Personas are sketches of fictitious users for your product or service. They’re a useful way to help your marketing team achieve empathy with its audience by visualising a typical user. Ideally, personas should be constructed from a variety of data – customer surveys and data, focus group interviews and discussions with front-line staff.
Having a wider number of personas helps with segmenting your marketing to each audience type. If yours is a multi-national organisation, it’s extremely valuable to have personas for each market you’re in. Trying to create a single set of personas for all your global operations is unrealistic because audiences vary across markets.
It simply isn’t possible for global brands to have one-size-fits-all personas for all markets. So what’s the best way to create and manage personas for your global organisation?
A paper by researchers at the University of Copenhagen identified that international organisations generally took one of three approaches when it came to reconciling their persona approach for different markets.
Some global organisations tried to create generic personas centrally for use across their entire operations. Others tried to create specific ones for each country, or created personas to fit all markets but adapted to information specific to that culture.
All three approaches have their drawbacks. Creating ‘one-size-fits-all’ personas for worldwide use is too superficial to be useful – and likely to be more focused towards Western culture. Providing additional persona information for each market is too long and confusing to be practical. And of course, it’s important to not assume all markets are homogenous.
Huge markets such as India or China need to be segmented for granular factors such as for urban or rural audiences, tier 1 or tier 3 city dwellers and different language groups.
It’s hard to argue that personas don’t need to be adapted to make them relevant for each market you operate in. But it’s not always easy to create effective personas for all markets.

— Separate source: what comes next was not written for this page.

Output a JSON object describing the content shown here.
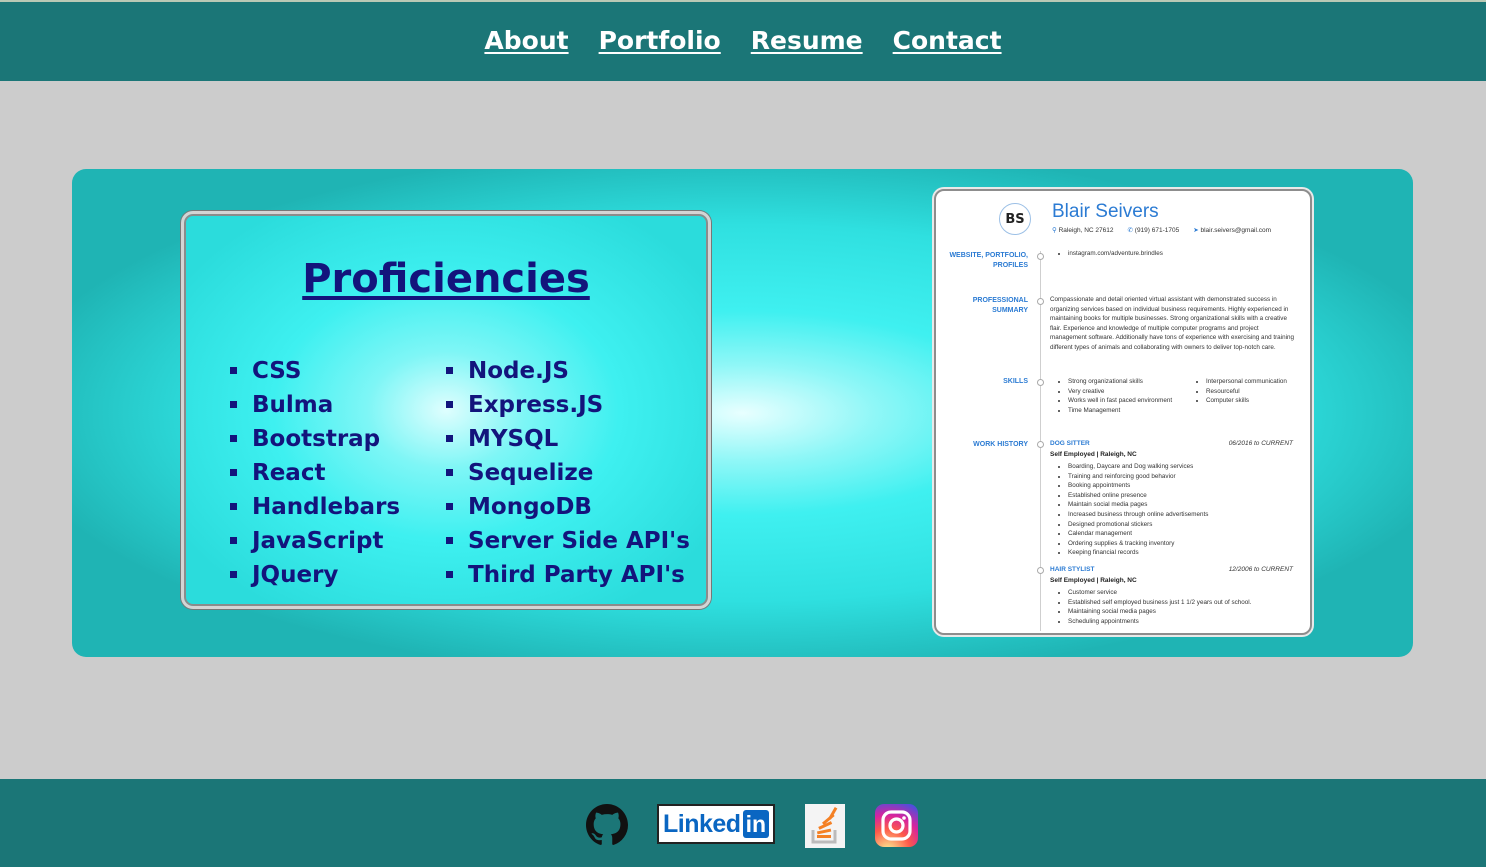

Part of the difficulty is that regional marketing teams don’t always have the ability to create their own marketing personas. This means it’s hard to determine which personas to focus on locally and segment marketing efforts effectively.
It’s a particular challenge when an organisation is entering a new market. To create personas you need to be close to your audience and have data to base your personas on. Customer personas are a solid bedrock of your organisation’s marketing approach – they’re exactly what you need when you enter a new market.
But it’s tough to create them from scratch for an unfamiliar market, particularly if you’re trying to do so from a central marketing team in an entirely different market.
Creating global personas
If you’re tasked with creating globally-relevant marketing personas, you need to start with the core pillars that make up those audiences. What are your customer’s key pain points that your product or service can resolve? What are their needs, desires and challenges?
You’ll want to consider the best way to reach them – what channel and how? And what type of content do they favour? For a B2B brand, you’ll also want to consider your persona’s job description.
Business intelligence consultancy SiriusDecisions breaks personas into a series of attributes. To create B2B personas, they suggest considering the following:
- The functional attributes of that persona’s work role, such as their relative position in their organisation, what their role entails and what their job title is.
- The emotive attributes that contribute to their buying decisions, such as their needs and problems.
- Their decision process – how they approach resolving their challenges and what drives their decision-making.
- Behavioural attributes such as how they research information.
This kind of approach to building personas takes into account the differences between personas in different markets and segments. It’s valuable because it considers the relevant pillars of information that are pertinent to B2B marketing to that particular persona.
An alternative way to approach personas is to craft them based on emotion and personality, which makes them more relevant to people from any cultural background.
One such example is Mastercard, which has attempted to craft a more personality-based approach to persona creation specific to data sharing attitudes, which it claims is applicable worldwide. Taking the view that cultural factors aren’t relevant when people seek information online, the brand suggests that behaviour and attitude when online are what count.
Mastercard states that there are 5 distinct personalities online and that these are the same around the world. They include types such as ‘Open sharers’, a persona which is apparently confident online, relaxed about sharing data, canny about data shared but relaxed about parting with their personal information. Another one is the ‘Passive user’, a persona that’s less confident online and less likely to shop there.
Attempts to craft personality-based personas for global use do have some value, but they probably aren’t enough to base your marketing efforts on. It’s important to consider the specific role your persona plays, either at home or in the workplace, when they are making buying decisions.
Personality-based personas such as those proposed by Mastercard aren’t robust enough to use as a basis for marketing tactics.
Whatever market you’re operating in, it’s important to remember that personas are not rigid and unchanging. Audience profiles can change surprisingly fast, and it’s vital that your personas are responsive. Needs and preferences can evolve with technology, the economic and political landscape, and with social and demographic evolution.
If you’re working in markets with fast growth rates, volatile political landscapes or fast-moving demographic changes, your personas may need to evolve more speedily than in more static markets.
Creating and updating personas that are locally relevant for global organisations remains an ongoing challenge. But personas can really help unlock your marketing strategy, particularly in unfamiliar markets where your marketing team feel distanced from their audience.
It’s really valuable to get to grips with personas for local regions if your marketing efforts are to be successful.